This book describes twenty-nine unusual but practical experiments, detailing how they are done and the math and physics behind them. It will delight both casual and inveterate tinkerers. Of varying levels of complexity, the experiments are grouped in sections covering a wide field of physics and the borders of chemistry, ranging from dynamic mechanics (''Kinetic Curiosities'') to electricity (''Antediluvian Electronics'') and combustion (''Infernal Inventions''). The chapters are titillatingly titled, from ''Twisted Sinews'' and ''Mole Radio'' to ''A Symphony of Siphons'' and ''Tornado Transistor.'' More-detailed explanations, along with simple mathematical models using high-school level math, are given in boxes accompanying each experiment.
Armchair scientists will welcome this edifying and entertaining alternative to idleness, not least for the buoyant prose, enriched by historical and literary anecdotes introducing each topic. With this book in hand, tinkerers, whether dabblers in science or devotees, students or teachers, need never again wonder how to impress friends, the judges at the science fair, and, not least, themselves.
"A fertile and funny idea-book for the Erector set crowd."--Booklist
"A fascinating new book. . . . The style is eclectic and interesting. . . . It brings together practical, accessible physics with a gentle amount of theory in an entertaining and educational manner.

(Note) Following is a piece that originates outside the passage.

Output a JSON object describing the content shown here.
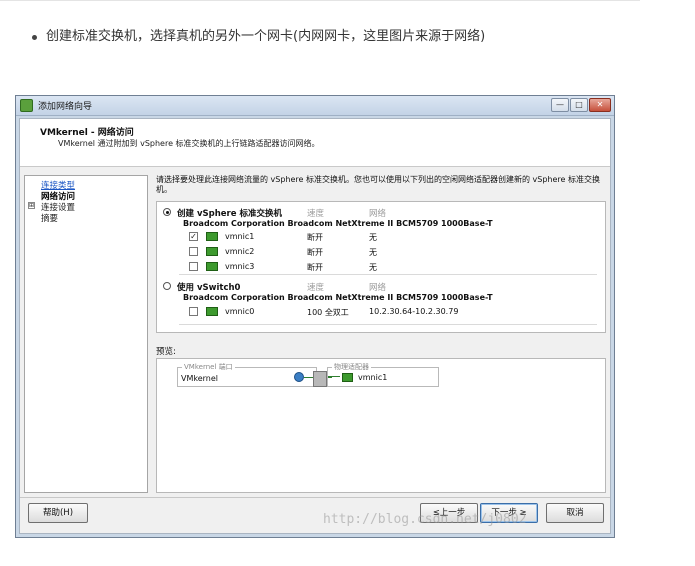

There is much here that will both stimulate a curiosity about physics and help with good--if not inspirational--physics teaching."--Physics World